- DATA PROVIDED -
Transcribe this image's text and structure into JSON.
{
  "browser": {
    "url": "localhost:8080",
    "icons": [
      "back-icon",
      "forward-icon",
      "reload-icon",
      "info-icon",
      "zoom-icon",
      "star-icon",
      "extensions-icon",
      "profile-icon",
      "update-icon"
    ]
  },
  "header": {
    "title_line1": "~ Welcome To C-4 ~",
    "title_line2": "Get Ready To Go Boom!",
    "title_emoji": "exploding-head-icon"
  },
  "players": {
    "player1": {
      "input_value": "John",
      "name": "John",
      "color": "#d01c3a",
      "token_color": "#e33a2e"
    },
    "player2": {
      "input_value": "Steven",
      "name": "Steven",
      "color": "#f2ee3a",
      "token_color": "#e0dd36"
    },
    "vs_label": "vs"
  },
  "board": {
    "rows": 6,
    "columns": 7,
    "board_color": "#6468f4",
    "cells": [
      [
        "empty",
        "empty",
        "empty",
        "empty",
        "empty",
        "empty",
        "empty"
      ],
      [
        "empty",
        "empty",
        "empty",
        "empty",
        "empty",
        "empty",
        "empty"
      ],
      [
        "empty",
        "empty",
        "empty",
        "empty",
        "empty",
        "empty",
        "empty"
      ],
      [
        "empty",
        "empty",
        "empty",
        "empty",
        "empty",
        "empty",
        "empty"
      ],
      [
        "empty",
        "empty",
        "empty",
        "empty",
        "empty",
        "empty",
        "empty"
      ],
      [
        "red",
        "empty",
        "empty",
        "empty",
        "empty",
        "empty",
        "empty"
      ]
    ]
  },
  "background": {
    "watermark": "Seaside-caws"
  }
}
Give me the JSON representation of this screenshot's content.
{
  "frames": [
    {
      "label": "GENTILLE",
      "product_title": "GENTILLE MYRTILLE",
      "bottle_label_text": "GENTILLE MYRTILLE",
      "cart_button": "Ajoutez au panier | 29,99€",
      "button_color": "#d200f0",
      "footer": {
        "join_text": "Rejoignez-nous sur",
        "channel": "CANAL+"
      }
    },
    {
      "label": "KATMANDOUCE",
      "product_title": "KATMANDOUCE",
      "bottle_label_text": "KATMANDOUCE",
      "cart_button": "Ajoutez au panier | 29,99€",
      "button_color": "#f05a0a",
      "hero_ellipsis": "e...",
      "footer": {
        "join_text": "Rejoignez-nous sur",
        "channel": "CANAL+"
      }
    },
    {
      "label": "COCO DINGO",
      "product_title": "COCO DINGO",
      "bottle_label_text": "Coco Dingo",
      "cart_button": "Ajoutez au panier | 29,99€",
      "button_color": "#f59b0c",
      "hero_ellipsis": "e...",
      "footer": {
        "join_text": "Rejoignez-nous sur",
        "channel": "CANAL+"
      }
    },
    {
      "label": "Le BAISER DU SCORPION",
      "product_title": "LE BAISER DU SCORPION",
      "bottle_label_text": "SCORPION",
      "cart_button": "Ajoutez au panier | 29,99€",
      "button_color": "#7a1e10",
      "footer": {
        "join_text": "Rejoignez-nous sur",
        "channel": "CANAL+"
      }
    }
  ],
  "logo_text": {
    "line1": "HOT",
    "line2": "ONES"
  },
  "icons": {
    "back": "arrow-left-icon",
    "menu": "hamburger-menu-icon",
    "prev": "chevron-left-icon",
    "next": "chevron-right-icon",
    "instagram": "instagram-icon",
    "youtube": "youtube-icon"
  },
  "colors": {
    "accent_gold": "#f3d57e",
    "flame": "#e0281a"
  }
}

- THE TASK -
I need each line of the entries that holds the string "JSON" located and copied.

- TASK RESULT -
Transcribe this image's text and structure into JSON.
Give me the JSON representation of this screenshot's content.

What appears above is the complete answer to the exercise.